ACTIVITY → Among the entries below, find every line that contains the string "this", then copy it.

[Dataset records]

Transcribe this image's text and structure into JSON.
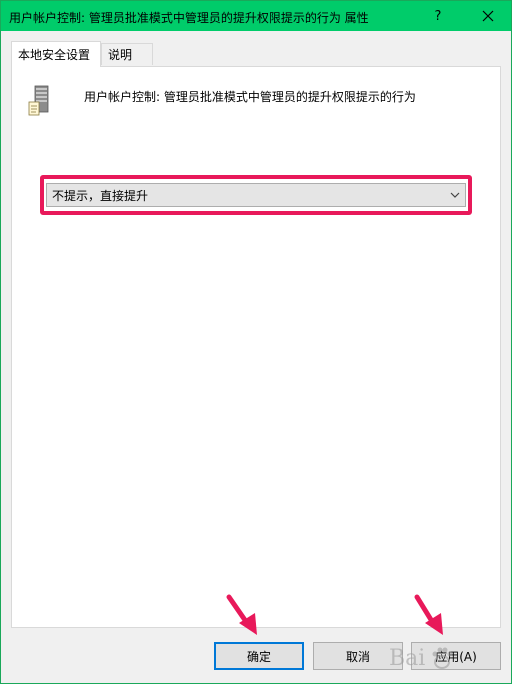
{
  "window": {
    "title": "用户帐户控制: 管理员批准模式中管理员的提升权限提示的行为 属性",
    "help_label": "?"
  },
  "tabs": [
    {
      "label": "本地安全设置",
      "active": true
    },
    {
      "label": "说明",
      "active": false
    }
  ],
  "policy": {
    "icon": "server-policy-icon",
    "title": "用户帐户控制: 管理员批准模式中管理员的提升权限提示的行为"
  },
  "setting": {
    "selected_value": "不提示，直接提升"
  },
  "buttons": {
    "ok_label": "确定",
    "cancel_label": "取消",
    "apply_label": "应用(A)"
  },
  "annotations": {
    "highlight_color": "#e8195a",
    "arrow_color": "#e8195a"
  },
  "watermark": {
    "text": "Bai"
  },
  "colors": {
    "titlebar": "#00cc6a",
    "focus_border": "#0078d7"
  }
}
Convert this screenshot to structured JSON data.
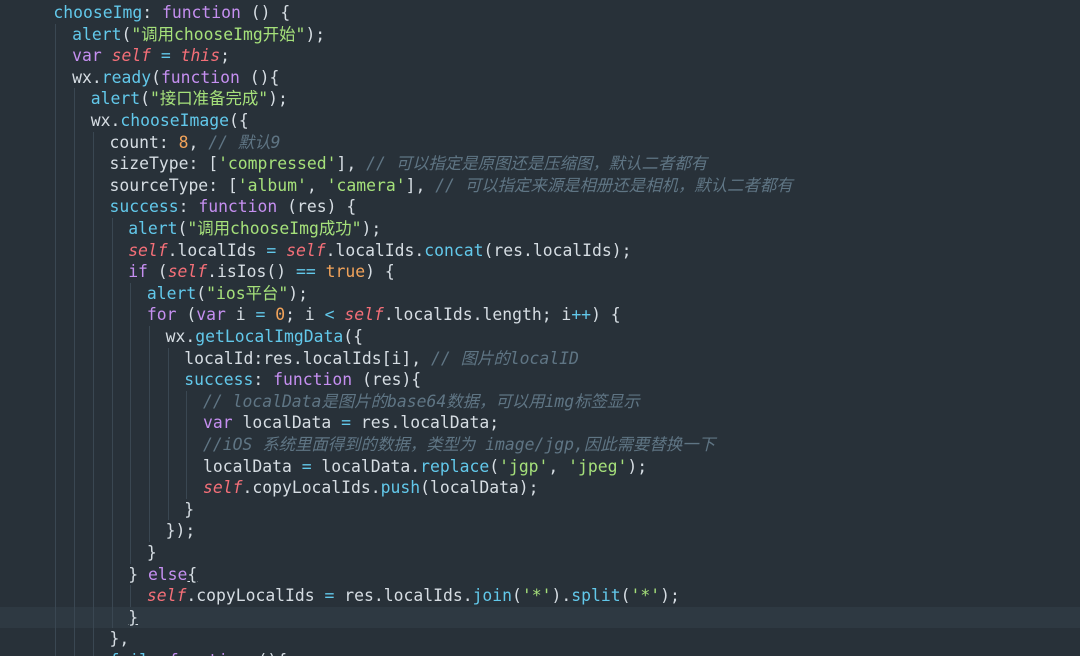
{
  "editor": {
    "colors": {
      "background": "#283139",
      "active_line": "#2e3942",
      "property": "#62c8ea",
      "keyword": "#c58ff0",
      "string": "#a5e07a",
      "number": "#f2a35a",
      "self": "#f46f78",
      "comment": "#5f7584",
      "text": "#d6dde3"
    },
    "active_line_index": 28,
    "lines": [
      {
        "indent": 2,
        "tokens": [
          [
            "chooseImg",
            "prop"
          ],
          [
            ": ",
            "pun"
          ],
          [
            "function",
            "kw"
          ],
          [
            " () {",
            "pun"
          ]
        ]
      },
      {
        "indent": 3,
        "tokens": [
          [
            "alert",
            "fn"
          ],
          [
            "(",
            "pun"
          ],
          [
            "\"调用chooseImg开始\"",
            "str"
          ],
          [
            ");",
            "pun"
          ]
        ]
      },
      {
        "indent": 3,
        "tokens": [
          [
            "var ",
            "kw"
          ],
          [
            "self",
            "self"
          ],
          [
            " = ",
            "op"
          ],
          [
            "this",
            "self"
          ],
          [
            ";",
            "pun"
          ]
        ]
      },
      {
        "indent": 3,
        "tokens": [
          [
            "wx",
            "txt"
          ],
          [
            ".",
            "pun"
          ],
          [
            "ready",
            "fn"
          ],
          [
            "(",
            "pun"
          ],
          [
            "function",
            "kw"
          ],
          [
            " (){",
            "pun"
          ]
        ]
      },
      {
        "indent": 4,
        "tokens": [
          [
            "alert",
            "fn"
          ],
          [
            "(",
            "pun"
          ],
          [
            "\"接口准备完成\"",
            "str"
          ],
          [
            ");",
            "pun"
          ]
        ]
      },
      {
        "indent": 4,
        "tokens": [
          [
            "wx",
            "txt"
          ],
          [
            ".",
            "pun"
          ],
          [
            "chooseImage",
            "fn"
          ],
          [
            "({",
            "pun"
          ]
        ]
      },
      {
        "indent": 5,
        "tokens": [
          [
            "count",
            "txt"
          ],
          [
            ": ",
            "pun"
          ],
          [
            "8",
            "num"
          ],
          [
            ", ",
            "pun"
          ],
          [
            "// 默认9",
            "cmt"
          ]
        ]
      },
      {
        "indent": 5,
        "tokens": [
          [
            "sizeType",
            "txt"
          ],
          [
            ": [",
            "pun"
          ],
          [
            "'compressed'",
            "str"
          ],
          [
            "], ",
            "pun"
          ],
          [
            "// 可以指定是原图还是压缩图，默认二者都有",
            "cmt"
          ]
        ]
      },
      {
        "indent": 5,
        "tokens": [
          [
            "sourceType",
            "txt"
          ],
          [
            ": [",
            "pun"
          ],
          [
            "'album'",
            "str"
          ],
          [
            ", ",
            "pun"
          ],
          [
            "'camera'",
            "str"
          ],
          [
            "], ",
            "pun"
          ],
          [
            "// 可以指定来源是相册还是相机，默认二者都有",
            "cmt"
          ]
        ]
      },
      {
        "indent": 5,
        "tokens": [
          [
            "success",
            "prop"
          ],
          [
            ": ",
            "pun"
          ],
          [
            "function",
            "kw"
          ],
          [
            " (",
            "pun"
          ],
          [
            "res",
            "txt"
          ],
          [
            ") {",
            "pun"
          ]
        ]
      },
      {
        "indent": 6,
        "tokens": [
          [
            "alert",
            "fn"
          ],
          [
            "(",
            "pun"
          ],
          [
            "\"调用chooseImg成功\"",
            "str"
          ],
          [
            ");",
            "pun"
          ]
        ]
      },
      {
        "indent": 6,
        "tokens": [
          [
            "self",
            "self"
          ],
          [
            ".localIds ",
            "txt"
          ],
          [
            "=",
            "op"
          ],
          [
            " ",
            "pun"
          ],
          [
            "self",
            "self"
          ],
          [
            ".localIds.",
            "txt"
          ],
          [
            "concat",
            "fn"
          ],
          [
            "(res.localIds);",
            "txt"
          ]
        ]
      },
      {
        "indent": 6,
        "tokens": [
          [
            "if",
            "kw"
          ],
          [
            " (",
            "pun"
          ],
          [
            "self",
            "self"
          ],
          [
            ".isIos() ",
            "txt"
          ],
          [
            "==",
            "op"
          ],
          [
            " ",
            "pun"
          ],
          [
            "true",
            "num"
          ],
          [
            ") {",
            "pun"
          ]
        ]
      },
      {
        "indent": 7,
        "tokens": [
          [
            "alert",
            "fn"
          ],
          [
            "(",
            "pun"
          ],
          [
            "\"ios平台\"",
            "str"
          ],
          [
            ");",
            "pun"
          ]
        ]
      },
      {
        "indent": 7,
        "tokens": [
          [
            "for",
            "kw"
          ],
          [
            " (",
            "pun"
          ],
          [
            "var",
            "kw"
          ],
          [
            " i ",
            "txt"
          ],
          [
            "=",
            "op"
          ],
          [
            " ",
            "pun"
          ],
          [
            "0",
            "num"
          ],
          [
            "; i ",
            "txt"
          ],
          [
            "<",
            "op"
          ],
          [
            " ",
            "pun"
          ],
          [
            "self",
            "self"
          ],
          [
            ".localIds.length; i",
            "txt"
          ],
          [
            "++",
            "op"
          ],
          [
            ") {",
            "pun"
          ]
        ]
      },
      {
        "indent": 8,
        "tokens": [
          [
            "wx",
            "txt"
          ],
          [
            ".",
            "pun"
          ],
          [
            "getLocalImgData",
            "fn"
          ],
          [
            "({",
            "pun"
          ]
        ]
      },
      {
        "indent": 9,
        "tokens": [
          [
            "localId",
            "txt"
          ],
          [
            ":res.localIds[i], ",
            "txt"
          ],
          [
            "// 图片的localID",
            "cmt"
          ]
        ]
      },
      {
        "indent": 9,
        "tokens": [
          [
            "success",
            "prop"
          ],
          [
            ": ",
            "pun"
          ],
          [
            "function",
            "kw"
          ],
          [
            " (",
            "pun"
          ],
          [
            "res",
            "txt"
          ],
          [
            "){",
            "pun"
          ]
        ]
      },
      {
        "indent": 10,
        "tokens": [
          [
            "// localData是图片的base64数据，可以用img标签显示",
            "cmt"
          ]
        ]
      },
      {
        "indent": 10,
        "tokens": [
          [
            "var",
            "kw"
          ],
          [
            " localData ",
            "txt"
          ],
          [
            "=",
            "op"
          ],
          [
            " res.localData;",
            "txt"
          ]
        ]
      },
      {
        "indent": 10,
        "tokens": [
          [
            "//iOS 系统里面得到的数据，类型为 image/jgp,因此需要替换一下",
            "cmt"
          ]
        ]
      },
      {
        "indent": 10,
        "tokens": [
          [
            "localData ",
            "txt"
          ],
          [
            "=",
            "op"
          ],
          [
            " localData.",
            "txt"
          ],
          [
            "replace",
            "fn"
          ],
          [
            "(",
            "pun"
          ],
          [
            "'jgp'",
            "str"
          ],
          [
            ", ",
            "pun"
          ],
          [
            "'jpeg'",
            "str"
          ],
          [
            ");",
            "pun"
          ]
        ]
      },
      {
        "indent": 10,
        "tokens": [
          [
            "self",
            "self"
          ],
          [
            ".copyLocalIds.",
            "txt"
          ],
          [
            "push",
            "fn"
          ],
          [
            "(localData);",
            "txt"
          ]
        ]
      },
      {
        "indent": 9,
        "tokens": [
          [
            "}",
            "pun"
          ]
        ]
      },
      {
        "indent": 8,
        "tokens": [
          [
            "});",
            "pun"
          ]
        ]
      },
      {
        "indent": 7,
        "tokens": [
          [
            "}",
            "pun"
          ]
        ]
      },
      {
        "indent": 6,
        "tokens": [
          [
            "} ",
            "pun"
          ],
          [
            "else",
            "kw"
          ],
          [
            "{",
            "cursor"
          ]
        ]
      },
      {
        "indent": 7,
        "tokens": [
          [
            "self",
            "self"
          ],
          [
            ".copyLocalIds ",
            "txt"
          ],
          [
            "=",
            "op"
          ],
          [
            " res.localIds.",
            "txt"
          ],
          [
            "join",
            "fn"
          ],
          [
            "(",
            "pun"
          ],
          [
            "'*'",
            "str"
          ],
          [
            ").",
            "pun"
          ],
          [
            "split",
            "fn"
          ],
          [
            "(",
            "pun"
          ],
          [
            "'*'",
            "str"
          ],
          [
            ");",
            "pun"
          ]
        ]
      },
      {
        "indent": 6,
        "tokens": [
          [
            "}",
            "cursor"
          ]
        ]
      },
      {
        "indent": 5,
        "tokens": [
          [
            "},",
            "pun"
          ]
        ]
      },
      {
        "indent": 5,
        "tokens": [
          [
            "fail",
            "prop"
          ],
          [
            ": ",
            "pun"
          ],
          [
            "function",
            "kw"
          ],
          [
            " (){",
            "pun"
          ]
        ]
      }
    ]
  }
}
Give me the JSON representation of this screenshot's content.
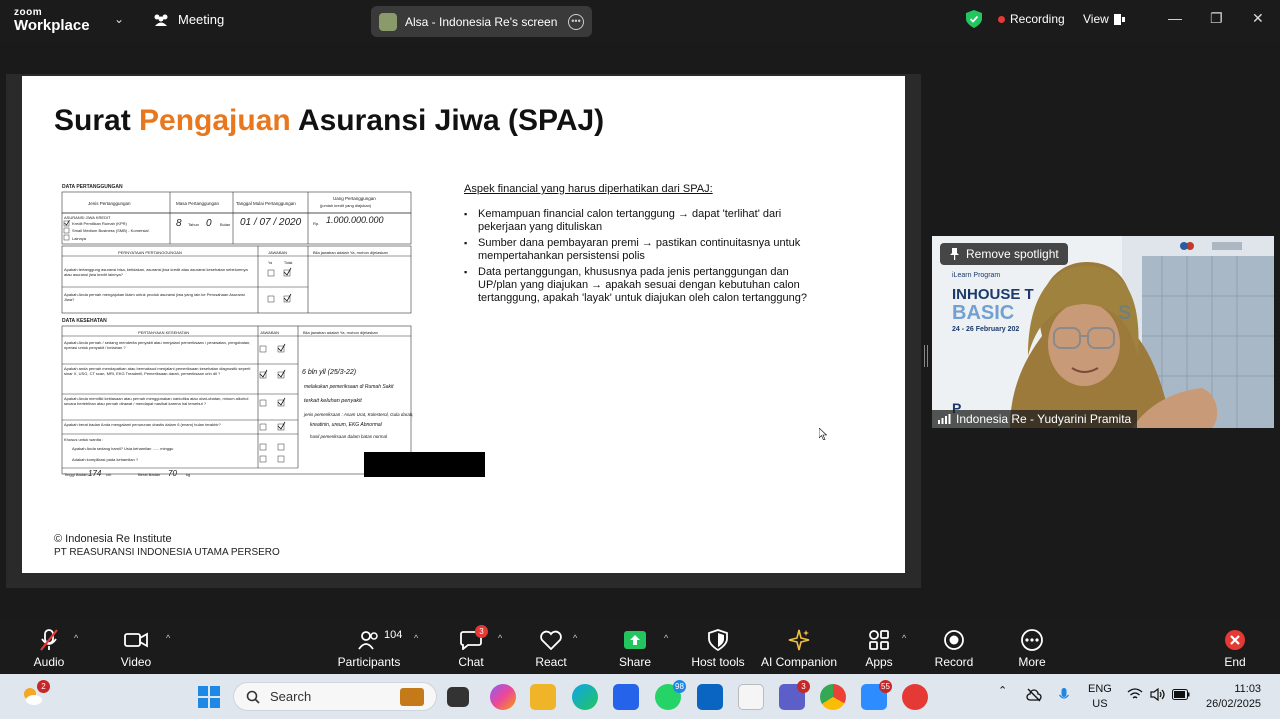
{
  "topbar": {
    "logo_line1": "zoom",
    "logo_line2": "Workplace",
    "meeting_label": "Meeting",
    "share_title": "Alsa - Indonesia Re's screen",
    "recording_label": "Recording",
    "view_label": "View"
  },
  "slide": {
    "title_part1": "Surat ",
    "title_part2": "Pengajuan",
    "title_part3": " Asuransi Jiwa (SPAJ)",
    "aspek_heading": "Aspek financial yang harus diperhatikan dari SPAJ:",
    "bullets": [
      "Kemampuan financial calon tertanggung → dapat 'terlihat' dari pekerjaan yang dituliskan",
      "Sumber dana pembayaran premi → pastikan continuitasnya untuk mempertahankan persistensi polis",
      "Data pertanggungan, khususnya pada jenis pertanggungan dan UP/plan yang diajukan → apakah sesuai dengan kebutuhan calon tertanggung, apakah 'layak' untuk diajukan oleh calon tertanggung?"
    ],
    "footer_line1": "© Indonesia Re Institute",
    "footer_line2": "PT REASURANSI INDONESIA UTAMA PERSERO",
    "form": {
      "section1": "DATA PERTANGGUNGAN",
      "col_jenis": "Jenis Pertanggungan",
      "col_masa": "Masa Pertanggungan",
      "col_tanggal": "Tanggal Mulai Pertanggungan",
      "col_uang": "Uang Pertanggungan",
      "col_uang_sub": "(jumlah kredit yang diajukan)",
      "jenis_1": "ASURANSI JIWA KREDIT",
      "jenis_2": "Kredit Pemilikan Rumah (KPR)",
      "jenis_3": "Small Medium Business (SMB) - Komersial",
      "jenis_4": "Lainnya",
      "masa_value": "8",
      "masa_tahun": "Tahun",
      "masa_bulan_val": "0",
      "masa_bulan": "Bulan",
      "tanggal_value": "01 / 07 / 2020",
      "uang_prefix": "Rp.",
      "uang_value": "1.000.000.000",
      "pernyataan_header": "PERNYATAAN PERTANGGUNGAN",
      "jawaban_header": "JAWABAN",
      "jawaban_note": "Bila jawaban adalah Ya, mohon dijelaskan",
      "ya": "Ya",
      "tidak": "Tidak",
      "q1": "Apakah tertanggung asuransi bisa, ketidakan, asuransi jiwa kredit atau asuransi kesehatan sebelumnya atau asuransi jiwa kredit lainnya?",
      "q2": "Apakah Anda pernah mengajukan klaim untuk produk asuransi jiwa yang lain ke Perusahaan Asuransi Jiwa?",
      "section2": "DATA KESEHATAN",
      "kes_header": "PERTANYAAN KESEHATAN",
      "h1": "Apakah Anda pernah / sedang menderita penyakit atau menjalani pemeriksaan / perawatan, pengobatan, operasi untuk penyakit / kelainan ?",
      "h2": "Apakah anda pernah mendapatkan atau bermaksud menjalani pemeriksaan kesehatan diagnostik seperti sinar X, USG, CT scan, MRI, EKG Treadmill, Pemeriksaan darah, pemeriksaan urin dll ?",
      "h3": "Apakah Anda memiliki kebiasaan atau pernah menggunakan narkotika atau obat-obatan, minum alkohol secara berlebihan atau pernah dirawat / mendapat nasihat karena hal tersebut ?",
      "h4": "Apakah berat badan Anda mengalami penurunan drastis dalam 6 (enam) bulan terakhir?",
      "h5": "Khusus untuk wanita :",
      "h5a": "Apakah Anda sedang hamil? Usia kehamilan ...... minggu",
      "h5b": "Adakah komplikasi pada kehamilan ?",
      "h6_tinggi": "Tinggi Badan",
      "h6_tinggi_val": "174",
      "h6_cm": "cm",
      "h6_berat": "Berat Badan",
      "h6_berat_val": "70",
      "h6_kg": "kg",
      "note1": "6 bln yll (25/3-22)",
      "note2": "melakukan pemeriksaan di Rumah Sakit",
      "note3": "terkait keluhan penyakit",
      "note4": "jenis pemeriksaan : Asam Urat, Kolesterol, Gula darah,",
      "note5": "kreatinin, ureum, EKG Abnormal",
      "note6": "hasil pemeriksaan dalam batas normal"
    }
  },
  "video": {
    "spotlight_btn": "Remove spotlight",
    "participant_name": "Indonesia Re - Yudyarini Pramita",
    "banner_small": "iLearn Program",
    "banner_big1": "INHOUSE T",
    "banner_big2": "BASIC",
    "banner_big3": "S",
    "banner_date": "24 - 26 February 202",
    "banner_letter": "P"
  },
  "toolbar": {
    "audio": "Audio",
    "video": "Video",
    "participants": "Participants",
    "participants_count": "104",
    "chat": "Chat",
    "chat_badge": "3",
    "react": "React",
    "share": "Share",
    "host_tools": "Host tools",
    "ai_companion": "AI Companion",
    "apps": "Apps",
    "record": "Record",
    "more": "More",
    "end": "End"
  },
  "taskbar": {
    "weather_badge": "2",
    "search_placeholder": "Search",
    "whatsapp_badge": "98",
    "teams_badge": "3",
    "zoom_badge": "55",
    "lang_line1": "ENG",
    "lang_line2": "US",
    "time": "11:03",
    "date": "26/02/2025"
  },
  "colors": {
    "accent_orange": "#e8771e",
    "recording_red": "#e53935",
    "share_green": "#22c55e",
    "end_red": "#e53935"
  }
}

TASK OUTPUT →
Transcribe this image's text and structure into JSON.
Convert this screenshot to structured JSON data.
            "this",
Give me the JSON representation of this screenshot's content.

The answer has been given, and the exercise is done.